- What the task requires:
The copy you produce must hold every record exactly, and none of the images.

***** Extracted material

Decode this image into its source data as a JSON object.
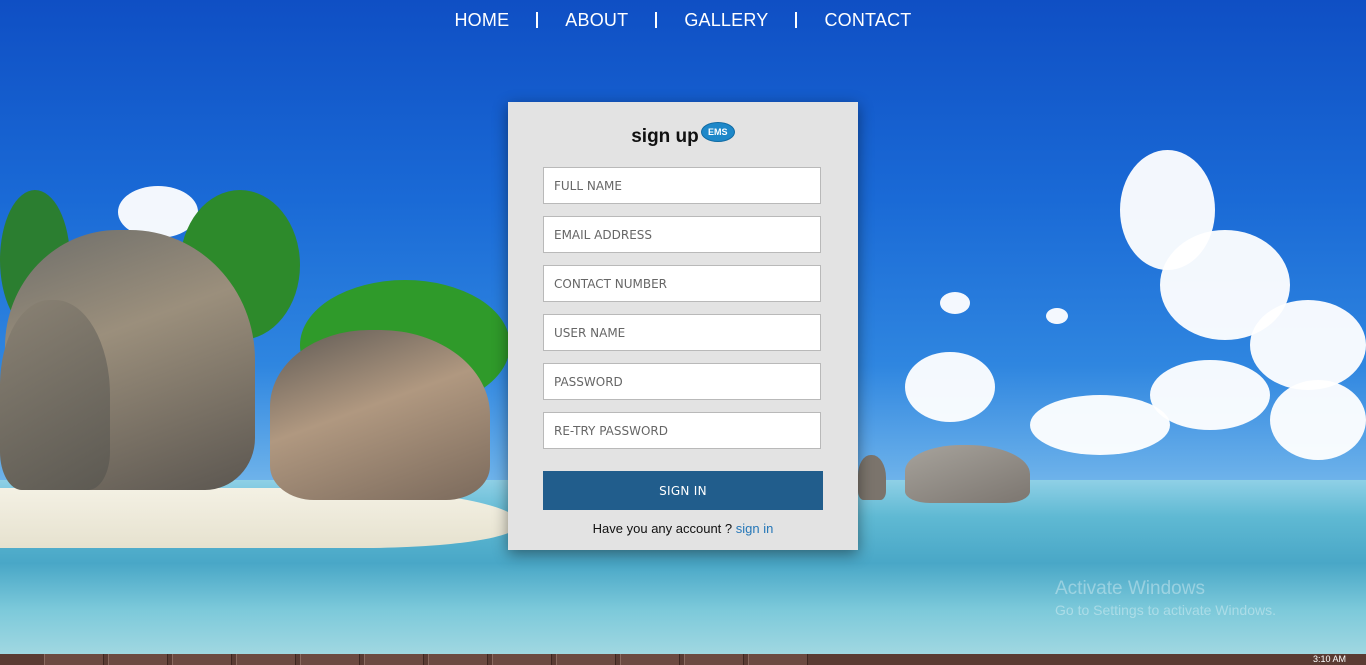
{
  "nav": {
    "items": [
      "HOME",
      "ABOUT",
      "GALLERY",
      "CONTACT"
    ]
  },
  "form": {
    "title": "sign up",
    "badge": "EMS",
    "fields": {
      "full_name": "FULL NAME",
      "email": "EMAIL ADDRESS",
      "contact": "CONTACT NUMBER",
      "username": "USER NAME",
      "password": "PASSWORD",
      "retry_password": "RE-TRY PASSWORD"
    },
    "submit_label": "SIGN IN",
    "account_prompt": "Have you any account ?",
    "signin_link": "sign in"
  },
  "watermark": {
    "line1": "Activate Windows",
    "line2": "Go to Settings to activate Windows."
  },
  "taskbar": {
    "clock": "3:10 AM"
  },
  "colors": {
    "button": "#215d8c",
    "link": "#2577b8",
    "card": "#e3e3e3"
  }
}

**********

- Answer section:
Decode this image into its source data as a JSON object.
{
  "nav": {
    "items": [
      "HOME",
      "ABOUT",
      "GALLERY",
      "CONTACT"
    ]
  },
  "form": {
    "title": "sign up",
    "badge": "EMS",
    "fields": {
      "full_name": "FULL NAME",
      "email": "EMAIL ADDRESS",
      "contact": "CONTACT NUMBER",
      "username": "USER NAME",
      "password": "PASSWORD",
      "retry_password": "RE-TRY PASSWORD"
    },
    "submit_label": "SIGN IN",
    "account_prompt": "Have you any account ?",
    "signin_link": "sign in"
  },
  "watermark": {
    "line1": "Activate Windows",
    "line2": "Go to Settings to activate Windows."
  },
  "taskbar": {
    "clock": "3:10 AM"
  },
  "colors": {
    "button": "#215d8c",
    "link": "#2577b8",
    "card": "#e3e3e3"
  }
}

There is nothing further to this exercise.